■ AIM OF THE TASK ■
Pull every line that includes the word "title" out of the data below and copy it.

=-=-=

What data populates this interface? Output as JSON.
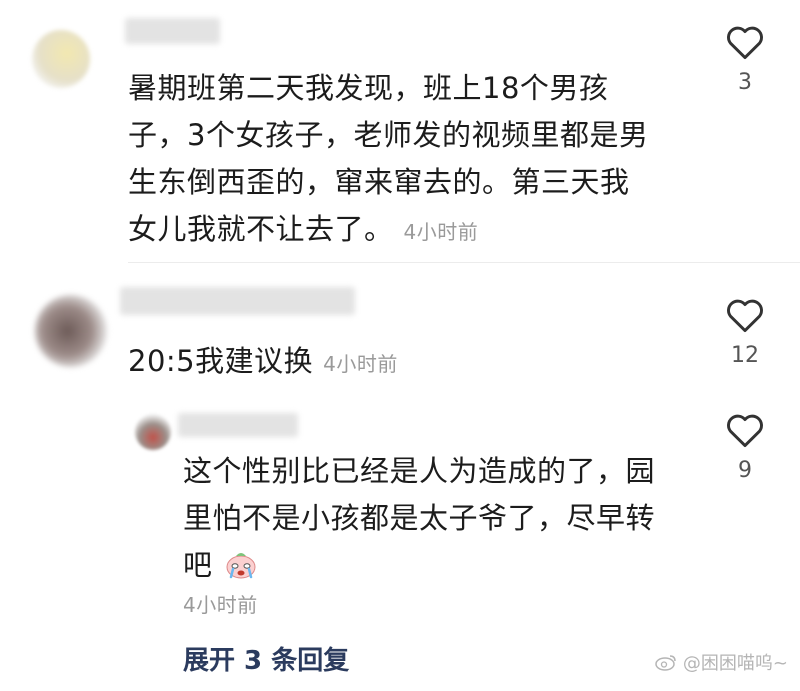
{
  "comments": [
    {
      "text_lines": [
        "暑期班第二天我发现，班上18个男孩",
        "子，3个女孩子，老师发的视频里都是男",
        "生东倒西歪的，窜来窜去的。第三天我",
        "女儿我就不让去了。"
      ],
      "time": "4小时前",
      "likes": "3"
    },
    {
      "text_lines": [
        "20:5我建议换"
      ],
      "time": "4小时前",
      "likes": "12"
    }
  ],
  "reply": {
    "text_lines": [
      "这个性别比已经是人为造成的了，园",
      "里怕不是小孩都是太子爷了，尽早转",
      "吧"
    ],
    "time": "4小时前",
    "likes": "9"
  },
  "expand_label": "展开 3 条回复",
  "watermark": "@困困喵呜~",
  "icons": {
    "like": "heart-outline-icon",
    "emoji": "crying-face-emoji-icon",
    "watermark": "weibo-logo-icon"
  }
}
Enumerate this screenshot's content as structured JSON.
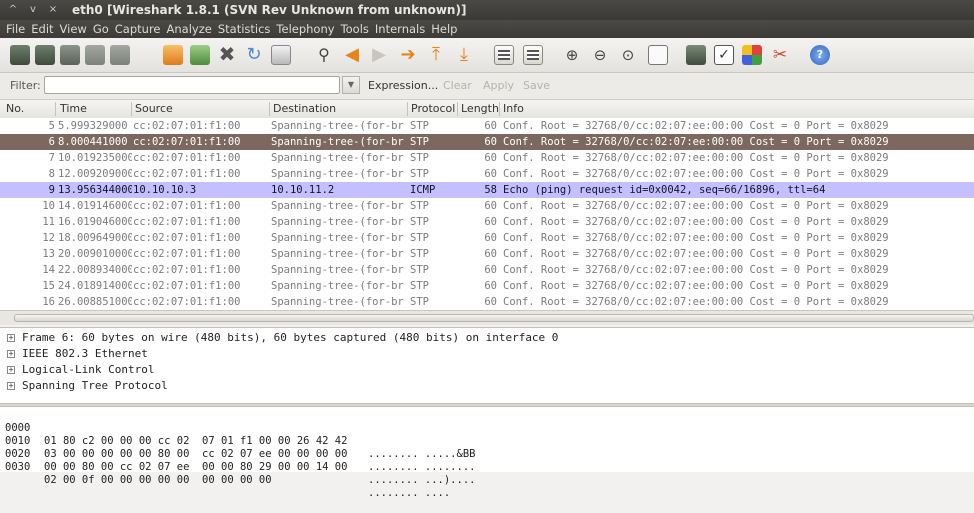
{
  "window": {
    "title": "eth0   [Wireshark 1.8.1  (SVN Rev Unknown from unknown)]",
    "controls": [
      "^",
      "v",
      "×"
    ]
  },
  "menu": [
    "File",
    "Edit",
    "View",
    "Go",
    "Capture",
    "Analyze",
    "Statistics",
    "Telephony",
    "Tools",
    "Internals",
    "Help"
  ],
  "toolbar": {
    "icons": [
      "interface-list-icon",
      "capture-options-icon",
      "start-capture-icon",
      "stop-capture-icon",
      "restart-capture-icon",
      "open-file-icon",
      "save-file-icon",
      "close-file-icon",
      "reload-icon",
      "print-icon",
      "find-packet-icon",
      "go-back-icon",
      "go-forward-icon",
      "go-to-packet-icon",
      "go-first-icon",
      "go-last-icon",
      "colorize-icon",
      "auto-scroll-icon",
      "zoom-in-icon",
      "zoom-out-icon",
      "normal-size-icon",
      "resize-columns-icon",
      "capture-filters-icon",
      "display-filters-icon",
      "coloring-rules-icon",
      "preferences-icon",
      "help-icon"
    ]
  },
  "filter": {
    "label": "Filter:",
    "value": "",
    "expression": "Expression...",
    "clear": "Clear",
    "apply": "Apply",
    "save": "Save"
  },
  "columns": [
    "No.",
    "Time",
    "Source",
    "Destination",
    "Protocol",
    "Length",
    "Info"
  ],
  "packets": [
    {
      "no": "5",
      "time": "5.999329000",
      "src": "cc:02:07:01:f1:00",
      "dst": "Spanning-tree-(for-br",
      "proto": "STP",
      "len": "60",
      "info": "Conf. Root = 32768/0/cc:02:07:ee:00:00   Cost = 0   Port = 0x8029",
      "style": "stp"
    },
    {
      "no": "6",
      "time": "8.000441000",
      "src": "cc:02:07:01:f1:00",
      "dst": "Spanning-tree-(for-br",
      "proto": "STP",
      "len": "60",
      "info": "Conf. Root = 32768/0/cc:02:07:ee:00:00   Cost = 0   Port = 0x8029",
      "style": "selected"
    },
    {
      "no": "7",
      "time": "10.019235000",
      "src": "cc:02:07:01:f1:00",
      "dst": "Spanning-tree-(for-br",
      "proto": "STP",
      "len": "60",
      "info": "Conf. Root = 32768/0/cc:02:07:ee:00:00   Cost = 0   Port = 0x8029",
      "style": "stp"
    },
    {
      "no": "8",
      "time": "12.009209000",
      "src": "cc:02:07:01:f1:00",
      "dst": "Spanning-tree-(for-br",
      "proto": "STP",
      "len": "60",
      "info": "Conf. Root = 32768/0/cc:02:07:ee:00:00   Cost = 0   Port = 0x8029",
      "style": "stp"
    },
    {
      "no": "9",
      "time": "13.956344000",
      "src": "10.10.10.3",
      "dst": "10.10.11.2",
      "proto": "ICMP",
      "len": "58",
      "info": "Echo (ping) request  id=0x0042, seq=66/16896, ttl=64",
      "style": "icmp"
    },
    {
      "no": "10",
      "time": "14.019146000",
      "src": "cc:02:07:01:f1:00",
      "dst": "Spanning-tree-(for-br",
      "proto": "STP",
      "len": "60",
      "info": "Conf. Root = 32768/0/cc:02:07:ee:00:00   Cost = 0   Port = 0x8029",
      "style": "stp"
    },
    {
      "no": "11",
      "time": "16.019046000",
      "src": "cc:02:07:01:f1:00",
      "dst": "Spanning-tree-(for-br",
      "proto": "STP",
      "len": "60",
      "info": "Conf. Root = 32768/0/cc:02:07:ee:00:00   Cost = 0   Port = 0x8029",
      "style": "stp"
    },
    {
      "no": "12",
      "time": "18.009649000",
      "src": "cc:02:07:01:f1:00",
      "dst": "Spanning-tree-(for-br",
      "proto": "STP",
      "len": "60",
      "info": "Conf. Root = 32768/0/cc:02:07:ee:00:00   Cost = 0   Port = 0x8029",
      "style": "stp"
    },
    {
      "no": "13",
      "time": "20.009010000",
      "src": "cc:02:07:01:f1:00",
      "dst": "Spanning-tree-(for-br",
      "proto": "STP",
      "len": "60",
      "info": "Conf. Root = 32768/0/cc:02:07:ee:00:00   Cost = 0   Port = 0x8029",
      "style": "stp"
    },
    {
      "no": "14",
      "time": "22.008934000",
      "src": "cc:02:07:01:f1:00",
      "dst": "Spanning-tree-(for-br",
      "proto": "STP",
      "len": "60",
      "info": "Conf. Root = 32768/0/cc:02:07:ee:00:00   Cost = 0   Port = 0x8029",
      "style": "stp"
    },
    {
      "no": "15",
      "time": "24.018914000",
      "src": "cc:02:07:01:f1:00",
      "dst": "Spanning-tree-(for-br",
      "proto": "STP",
      "len": "60",
      "info": "Conf. Root = 32768/0/cc:02:07:ee:00:00   Cost = 0   Port = 0x8029",
      "style": "stp"
    },
    {
      "no": "16",
      "time": "26.008851000",
      "src": "cc:02:07:01:f1:00",
      "dst": "Spanning-tree-(for-br",
      "proto": "STP",
      "len": "60",
      "info": "Conf. Root = 32768/0/cc:02:07:ee:00:00   Cost = 0   Port = 0x8029",
      "style": "stp"
    }
  ],
  "row_styles": {
    "stp": {
      "bg": "#ffffff",
      "fg": "#7c7c7c"
    },
    "selected": {
      "bg": "#7d6860",
      "fg": "#ffffff"
    },
    "icmp": {
      "bg": "#c4c0ff",
      "fg": "#12122a"
    }
  },
  "details": [
    "Frame 6: 60 bytes on wire (480 bits), 60 bytes captured (480 bits) on interface 0",
    "IEEE 802.3 Ethernet",
    "Logical-Link Control",
    "Spanning Tree Protocol"
  ],
  "hex": [
    {
      "offset": "0000",
      "bytes": "01 80 c2 00 00 00 cc 02  07 01 f1 00 00 26 42 42",
      "ascii": "........ .....&BB"
    },
    {
      "offset": "0010",
      "bytes": "03 00 00 00 00 00 80 00  cc 02 07 ee 00 00 00 00",
      "ascii": "........ ........"
    },
    {
      "offset": "0020",
      "bytes": "00 00 80 00 cc 02 07 ee  00 00 80 29 00 00 14 00",
      "ascii": "........ ...)...."
    },
    {
      "offset": "0030",
      "bytes": "02 00 0f 00 00 00 00 00  00 00 00 00",
      "ascii": "........ ...."
    }
  ]
}
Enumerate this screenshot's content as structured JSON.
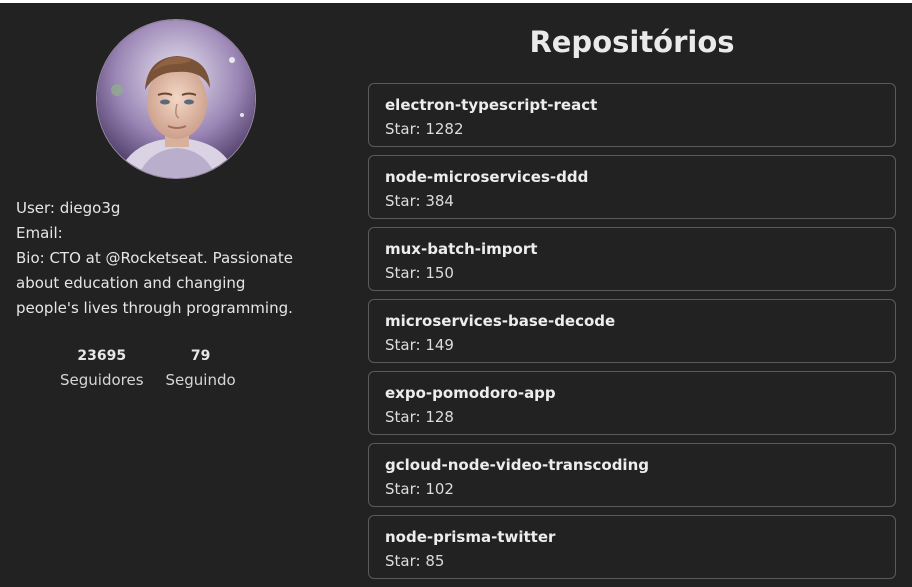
{
  "profile": {
    "user_line": "User: diego3g",
    "email_line": "Email:",
    "bio_line_1": "Bio: CTO at @Rocketseat. Passionate",
    "bio_line_2": "about education and changing",
    "bio_line_3": "people's lives through programming.",
    "avatar_icon": "user-avatar-photo"
  },
  "stats": {
    "followers_count": "23695",
    "followers_label": "Seguidores",
    "following_count": "79",
    "following_label": "Seguindo"
  },
  "repositories": {
    "title": "Repositórios",
    "items": [
      {
        "name": "electron-typescript-react",
        "stars": "Star: 1282"
      },
      {
        "name": "node-microservices-ddd",
        "stars": "Star: 384"
      },
      {
        "name": "mux-batch-import",
        "stars": "Star: 150"
      },
      {
        "name": "microservices-base-decode",
        "stars": "Star: 149"
      },
      {
        "name": "expo-pomodoro-app",
        "stars": "Star: 128"
      },
      {
        "name": "gcloud-node-video-transcoding",
        "stars": "Star: 102"
      },
      {
        "name": "node-prisma-twitter",
        "stars": "Star: 85"
      }
    ]
  },
  "colors": {
    "background": "#222222",
    "card_border": "#5a5a5a",
    "text": "#e6e6e6"
  }
}
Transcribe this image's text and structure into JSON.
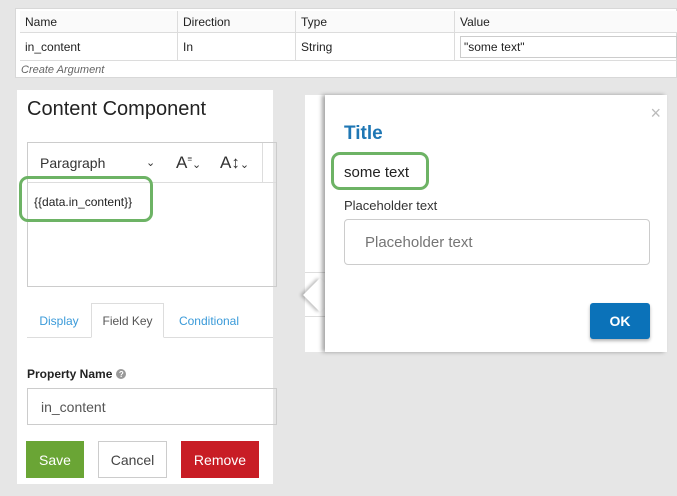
{
  "arguments": {
    "headers": [
      "Name",
      "Direction",
      "Type",
      "Value"
    ],
    "rows": [
      {
        "name": "in_content",
        "direction": "In",
        "type": "String",
        "value": "\"some text\""
      }
    ],
    "create_label": "Create Argument"
  },
  "component": {
    "title": "Content Component",
    "toolbar": {
      "format": "Paragraph"
    },
    "content": "{{data.in_content}}",
    "tabs": [
      "Display",
      "Field Key",
      "Conditional"
    ],
    "property_label": "Property Name",
    "property_value": "in_content",
    "buttons": {
      "save": "Save",
      "cancel": "Cancel",
      "remove": "Remove"
    }
  },
  "preview": {
    "title": "Title",
    "text": "some text",
    "field_label": "Placeholder text",
    "field_placeholder": "Placeholder text",
    "ok": "OK",
    "close": "×"
  },
  "colors": {
    "highlight": "#6db365",
    "save": "#6aa535",
    "remove": "#c81d25",
    "ok": "#0b72b9",
    "title": "#1f77b4"
  }
}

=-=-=

■ EXERCISE ANSWER ■
    "title": "eth0   [Wireshark 1.8.1  (SVN Rev Unknown from unknown)]",
    "title": "Repositórios",
    "title": "Content Component",
    "title": "Title",
    "title": "#1f77b4"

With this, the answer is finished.